My question is: if I permit partially ordered countable families of Fréchet spaces, but still require the inductive limit to be strict (as defined above), do I wind up with the same class of LF-spaces, or is this definition actually more general? Are there any modern references (say, post early 1970's) that have studied broader definitions of LF-spaces than those that were investigated classically by Dieudonné-Schwartz and Köthe?

Thanks in advance for any answers or references!

Edit: Thinking about this a bit more, it seems at least convenient (and probably necessary) to assume further that the poset $I$ is well-founded.

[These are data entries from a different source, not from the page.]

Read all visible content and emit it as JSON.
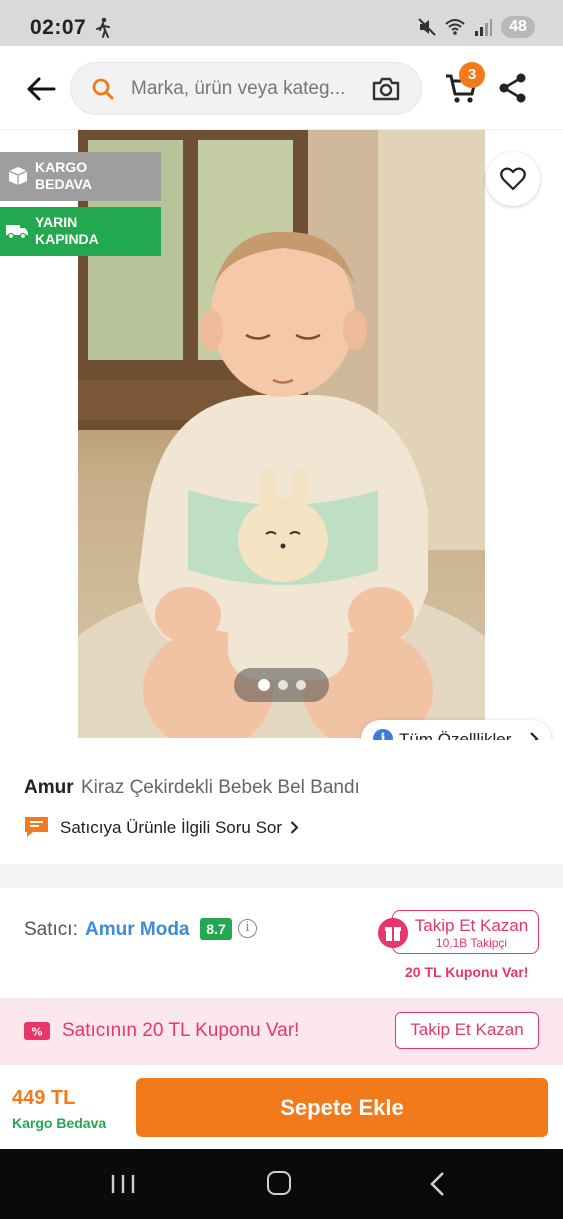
{
  "status_bar": {
    "time": "02:07",
    "battery": "48",
    "icons": [
      "walking-icon",
      "mute-icon",
      "wifi-icon",
      "signal-icon",
      "battery-icon"
    ]
  },
  "header": {
    "search_placeholder": "Marka, ürün veya kateg...",
    "cart_count": "3",
    "icons": [
      "back-arrow-icon",
      "search-icon",
      "camera-icon",
      "cart-icon",
      "share-icon"
    ]
  },
  "gallery": {
    "badges": [
      {
        "line1": "KARGO",
        "line2": "BEDAVA",
        "color": "#9e9e9e",
        "icon": "box-icon"
      },
      {
        "line1": "YARIN",
        "line2": "KAPINDA",
        "color": "#22a94f",
        "icon": "truck-icon"
      }
    ],
    "image_dots": 3,
    "active_dot": 0,
    "all_features_label": "Tüm Özelllikler"
  },
  "product": {
    "brand": "Amur",
    "name": "Kiraz Çekirdekli Bebek Bel Bandı",
    "ask_seller_label": "Satıcıya Ürünle İlgili Soru Sor"
  },
  "seller": {
    "label": "Satıcı:",
    "name": "Amur Moda",
    "score": "8.7",
    "follow_title": "Takip Et Kazan",
    "follow_sub": "10,1B Takipçi",
    "coupon_note": "20 TL Kuponu Var!"
  },
  "coupon_banner": {
    "text": "Satıcının 20 TL Kuponu Var!",
    "button_label": "Takip Et Kazan"
  },
  "bottom_bar": {
    "price": "449 TL",
    "shipping": "Kargo Bedava",
    "add_to_cart": "Sepete Ekle"
  },
  "colors": {
    "accent_orange": "#f27a1a",
    "green": "#22a94f",
    "pink": "#e8366c",
    "link_blue": "#3d8bd9"
  }
}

$\endgroup$
  • $\begingroup$ If the family is directed in the sense that for all $i,j$ there is a $k$ with $E_i \cup E_j \subseteq E_k$, then you get nothing new. If there are $i,j$ such that $(E_i \cup E_j)\setminus E_k \neq \varnothing$ for all $k$, I'm not sure whether $\bigcup E_k$ can be a vector space, maybe you then need more than countably many spaces to get a vector space as the union. $\endgroup$ – Daniel Fischer Jun 13 '15 at 21:27
  • $\begingroup$ @DanielFischer: Whoops! I was being too sloppy with my assumptions in the definition. I was thinking about the more general case you mention, but the definition of the limit as a union doesn't make sense here. Thanks for the reply! I'll update my question. $\endgroup$ – Dan Jun 13 '15 at 21:29
3
$\begingroup$

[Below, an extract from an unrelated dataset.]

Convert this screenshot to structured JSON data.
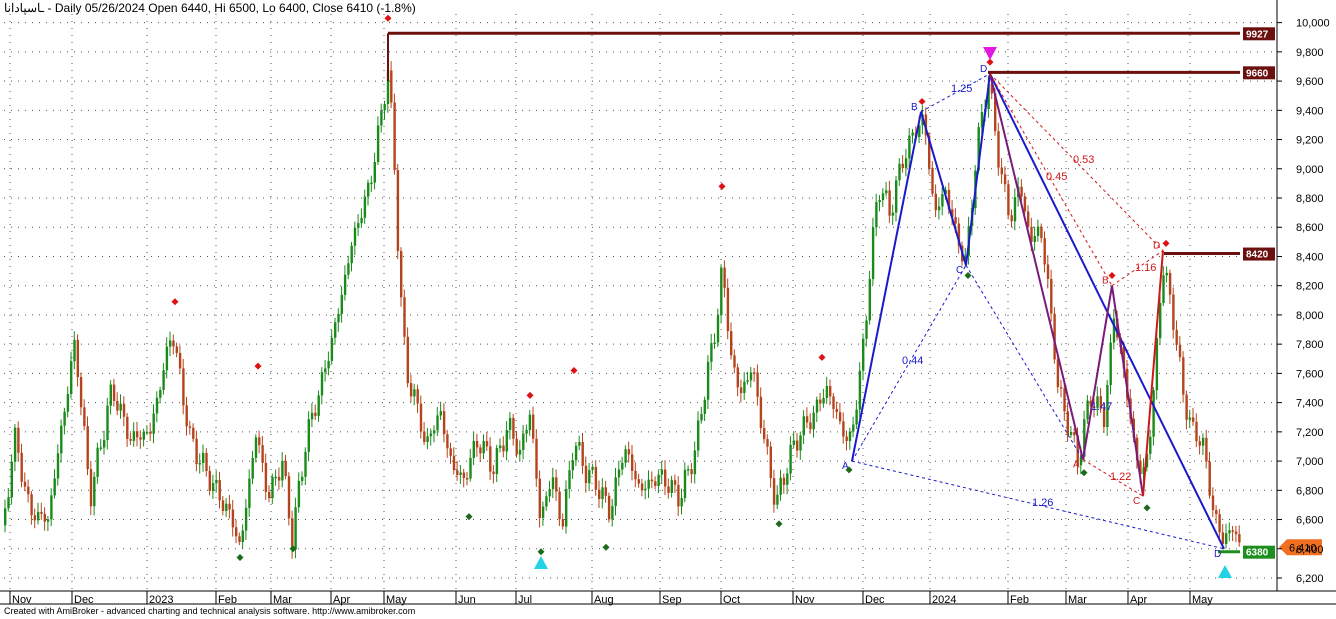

My question is: if I permit partially ordered countable families of Fréchet spaces, but still require the inductive limit to be strict (as defined above), do I wind up with the same class of LF-spaces, or is this definition actually more general?

Fact: The limit $E$ of a countable inductive system $(E_i)_{i \in I}$ of Fréchet spaces is already an (LF)-space in the conventional sense, i.e. $E$ is the inductive limit of a sequence of Fréchet spaces $(E_n)_{n \in \mathbb{N}}$.

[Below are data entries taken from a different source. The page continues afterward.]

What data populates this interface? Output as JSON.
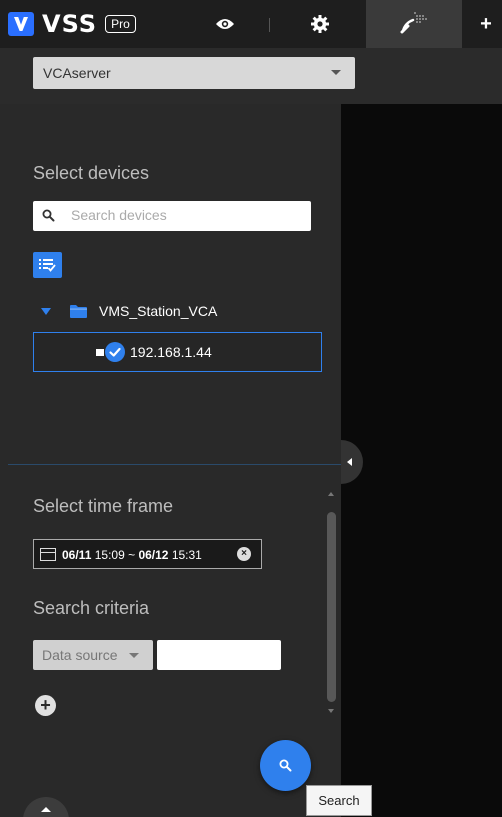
{
  "app": {
    "logo_text": "VSS",
    "logo_badge": "Pro"
  },
  "tabs": {
    "live": "eye-icon",
    "settings": "gear-icon",
    "active": "vca-search-icon",
    "add_label": "+"
  },
  "server": {
    "selected": "VCAserver"
  },
  "devices": {
    "title": "Select devices",
    "search_placeholder": "Search devices",
    "tree": {
      "group": "VMS_Station_VCA",
      "items": [
        {
          "label": "192.168.1.44",
          "checked": true
        }
      ]
    }
  },
  "timeframe": {
    "title": "Select time frame",
    "start_date": "06/11",
    "start_time": "15:09",
    "separator": "~",
    "end_date": "06/12",
    "end_time": "15:31"
  },
  "criteria": {
    "title": "Search criteria",
    "source_label": "Data source",
    "source_value": ""
  },
  "actions": {
    "search_tooltip": "Search"
  },
  "colors": {
    "accent": "#2f80ed",
    "panel": "#292929",
    "topbar": "#1e1e1e"
  }
}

Thus, you do not get anything new when considering general countable directed index sets $I$. You do not need the system to be strict. For a reference see Meise, Vogt: "Introduction to Functional Analysis" (2004), p. 291 (Remark). The construction of the sequence can be found in Lemma 24.34: Forget about the partial order on $I$ (induced by $\subseteq$ on $E$) and identify $I = \mathbb{N}$ (hereby inducing a linear order on $I$). Then the sequence $(E_n)_{n \in \mathbb{N}}$ has an increasing subsequence $(E_{n_k})_{k \in \mathbb{N}}$ (with $E_\nu \subseteq E_{n_{k+1}}$ for all $1 \leq \nu \leq n_k$ and all $k$) which produces the same inductive limit topology on $E$:

$$\displaystyle \lim_{\stackrel{\longrightarrow}{i \in I}} E_i = \lim_{\stackrel{\longrightarrow}{k \in \mathbb{N}}} E_{n_k}.$$

$\endgroup$
  • $\begingroup$ Thank you for the reference, and for answering my old inquiry! I actually came up with more-or-less the same justification in my own work after posing the question, and it's good to see that it appears somewhere in the literature! I really appreciate the response and the suggestion of Meise and Vogt. I'd originally learned from Trèves's and Schaefer's texts, but this looks like a great alternative/reference. $\endgroup$ – Dan May 6 '16 at 18:59

Your Answer

By clicking “Post Your Answer”, you agree to our terms of service, privacy policy and cookie policy

Not the answer you're looking for? Browse other questions tagged or ask your own question.